— Activity —
Each entry is to be repeated word for word, and the images are to be dropped.

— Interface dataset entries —
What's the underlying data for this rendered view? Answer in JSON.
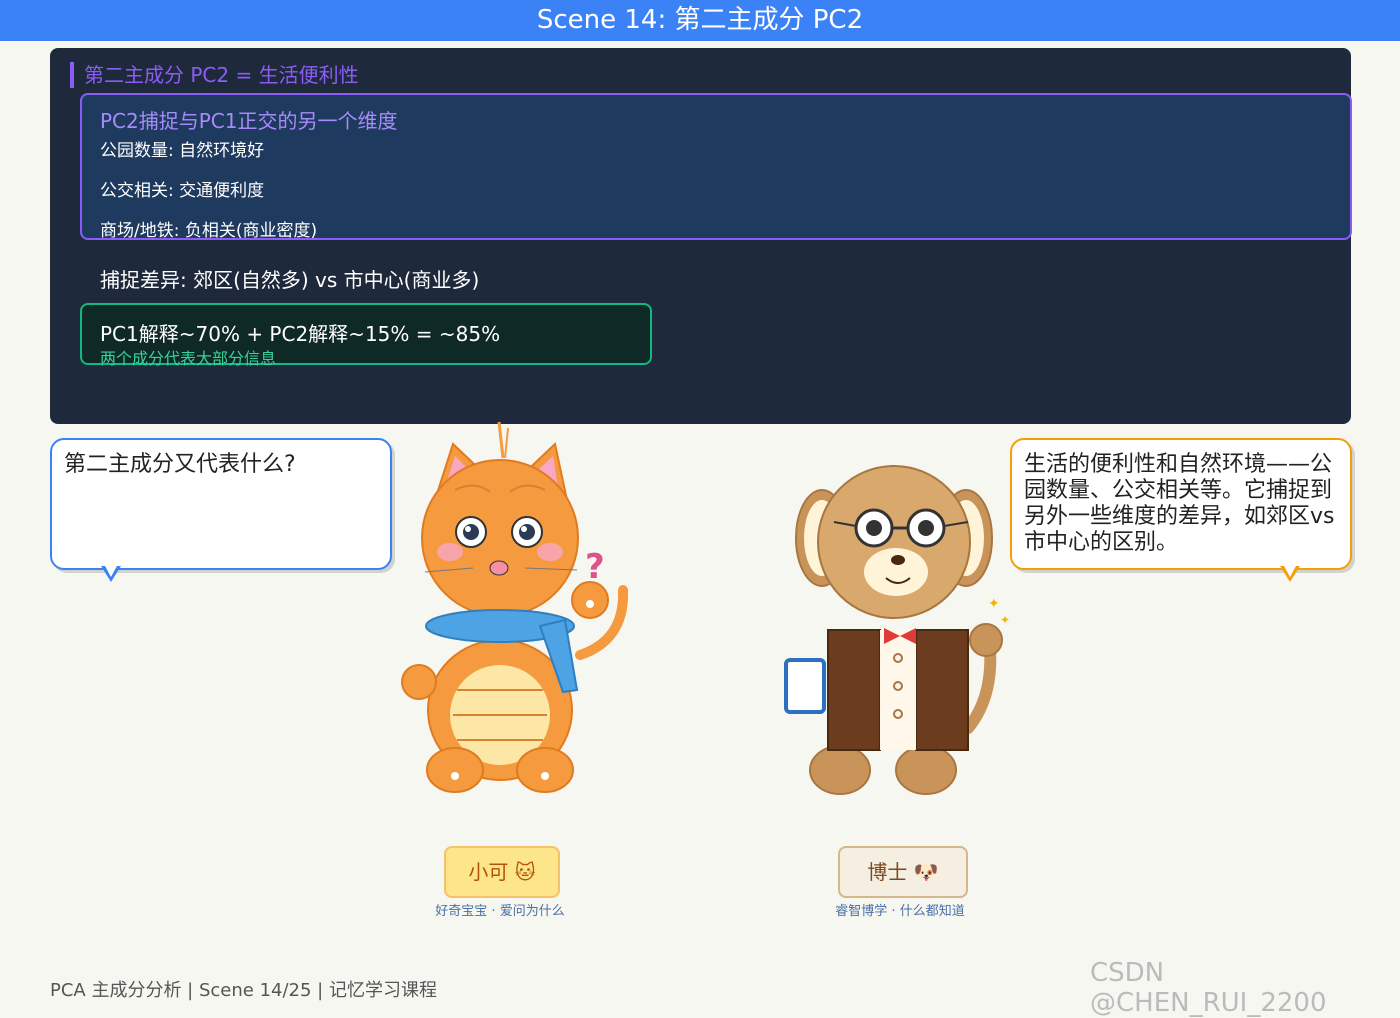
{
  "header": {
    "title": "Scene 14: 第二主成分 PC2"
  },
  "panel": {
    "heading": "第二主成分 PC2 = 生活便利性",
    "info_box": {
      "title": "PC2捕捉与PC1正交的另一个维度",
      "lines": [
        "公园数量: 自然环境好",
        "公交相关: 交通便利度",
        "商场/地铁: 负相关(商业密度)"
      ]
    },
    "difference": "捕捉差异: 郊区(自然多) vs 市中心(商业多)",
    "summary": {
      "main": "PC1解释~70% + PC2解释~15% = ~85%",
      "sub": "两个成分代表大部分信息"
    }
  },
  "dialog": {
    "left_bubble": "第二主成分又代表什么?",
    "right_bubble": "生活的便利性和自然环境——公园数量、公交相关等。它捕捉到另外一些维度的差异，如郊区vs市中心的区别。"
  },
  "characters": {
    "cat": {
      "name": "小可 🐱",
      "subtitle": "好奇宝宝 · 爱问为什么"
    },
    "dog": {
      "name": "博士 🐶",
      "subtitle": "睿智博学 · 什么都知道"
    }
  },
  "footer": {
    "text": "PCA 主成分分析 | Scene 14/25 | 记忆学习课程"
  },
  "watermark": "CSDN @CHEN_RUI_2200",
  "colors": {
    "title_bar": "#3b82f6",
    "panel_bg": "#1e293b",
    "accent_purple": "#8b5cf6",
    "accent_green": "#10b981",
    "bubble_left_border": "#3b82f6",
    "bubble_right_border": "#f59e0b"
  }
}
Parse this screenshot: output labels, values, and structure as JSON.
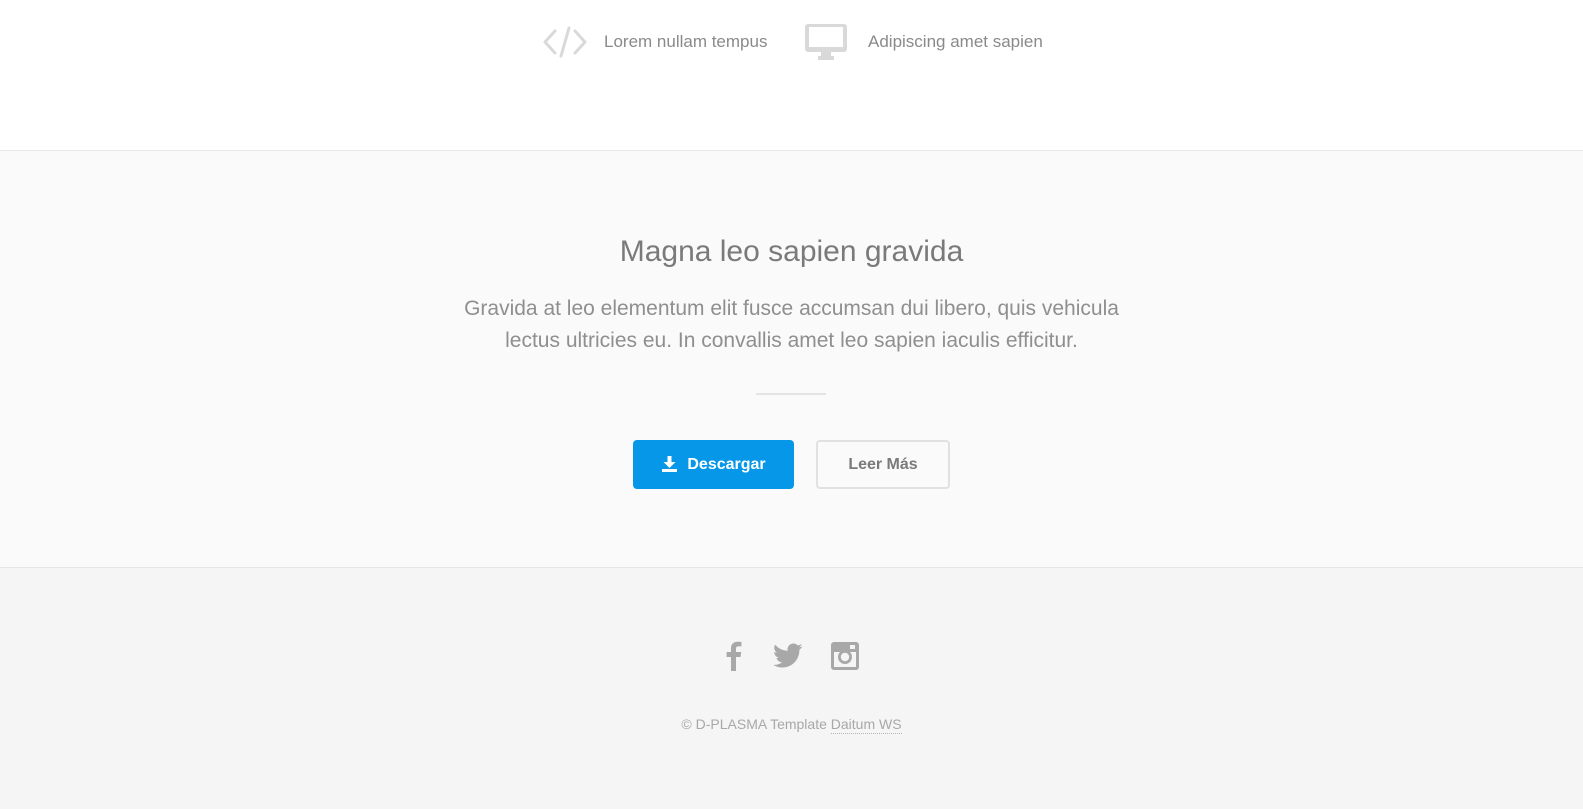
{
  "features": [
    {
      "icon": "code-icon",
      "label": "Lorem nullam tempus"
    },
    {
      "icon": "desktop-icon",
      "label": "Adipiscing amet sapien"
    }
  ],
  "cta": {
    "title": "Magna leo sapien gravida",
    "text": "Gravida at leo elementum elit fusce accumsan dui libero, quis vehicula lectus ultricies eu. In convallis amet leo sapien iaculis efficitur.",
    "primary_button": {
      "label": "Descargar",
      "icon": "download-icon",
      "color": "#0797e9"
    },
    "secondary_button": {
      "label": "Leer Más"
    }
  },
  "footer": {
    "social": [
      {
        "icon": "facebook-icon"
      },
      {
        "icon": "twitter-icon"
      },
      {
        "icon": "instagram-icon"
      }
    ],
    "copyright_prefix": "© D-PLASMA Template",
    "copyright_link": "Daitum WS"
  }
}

— Answer space —
What's the underlying data for this rendered view? Answer in JSON.
{
  "header": {
    "title": "Scene 14: 第二主成分 PC2"
  },
  "panel": {
    "heading": "第二主成分 PC2 = 生活便利性",
    "info_box": {
      "title": "PC2捕捉与PC1正交的另一个维度",
      "lines": [
        "公园数量: 自然环境好",
        "公交相关: 交通便利度",
        "商场/地铁: 负相关(商业密度)"
      ]
    },
    "difference": "捕捉差异: 郊区(自然多) vs 市中心(商业多)",
    "summary": {
      "main": "PC1解释~70% + PC2解释~15% = ~85%",
      "sub": "两个成分代表大部分信息"
    }
  },
  "dialog": {
    "left_bubble": "第二主成分又代表什么?",
    "right_bubble": "生活的便利性和自然环境——公园数量、公交相关等。它捕捉到另外一些维度的差异，如郊区vs市中心的区别。"
  },
  "characters": {
    "cat": {
      "name": "小可 🐱",
      "subtitle": "好奇宝宝 · 爱问为什么"
    },
    "dog": {
      "name": "博士 🐶",
      "subtitle": "睿智博学 · 什么都知道"
    }
  },
  "footer": {
    "text": "PCA 主成分分析 | Scene 14/25 | 记忆学习课程"
  },
  "watermark": "CSDN @CHEN_RUI_2200",
  "colors": {
    "title_bar": "#3b82f6",
    "panel_bg": "#1e293b",
    "accent_purple": "#8b5cf6",
    "accent_green": "#10b981",
    "bubble_left_border": "#3b82f6",
    "bubble_right_border": "#f59e0b"
  }
}
Parse this screenshot: output labels, values, and structure as JSON.
{
  "features": [
    {
      "icon": "code-icon",
      "label": "Lorem nullam tempus"
    },
    {
      "icon": "desktop-icon",
      "label": "Adipiscing amet sapien"
    }
  ],
  "cta": {
    "title": "Magna leo sapien gravida",
    "text": "Gravida at leo elementum elit fusce accumsan dui libero, quis vehicula lectus ultricies eu. In convallis amet leo sapien iaculis efficitur.",
    "primary_button": {
      "label": "Descargar",
      "icon": "download-icon",
      "color": "#0797e9"
    },
    "secondary_button": {
      "label": "Leer Más"
    }
  },
  "footer": {
    "social": [
      {
        "icon": "facebook-icon"
      },
      {
        "icon": "twitter-icon"
      },
      {
        "icon": "instagram-icon"
      }
    ],
    "copyright_prefix": "© D-PLASMA Template",
    "copyright_link": "Daitum WS"
  }
}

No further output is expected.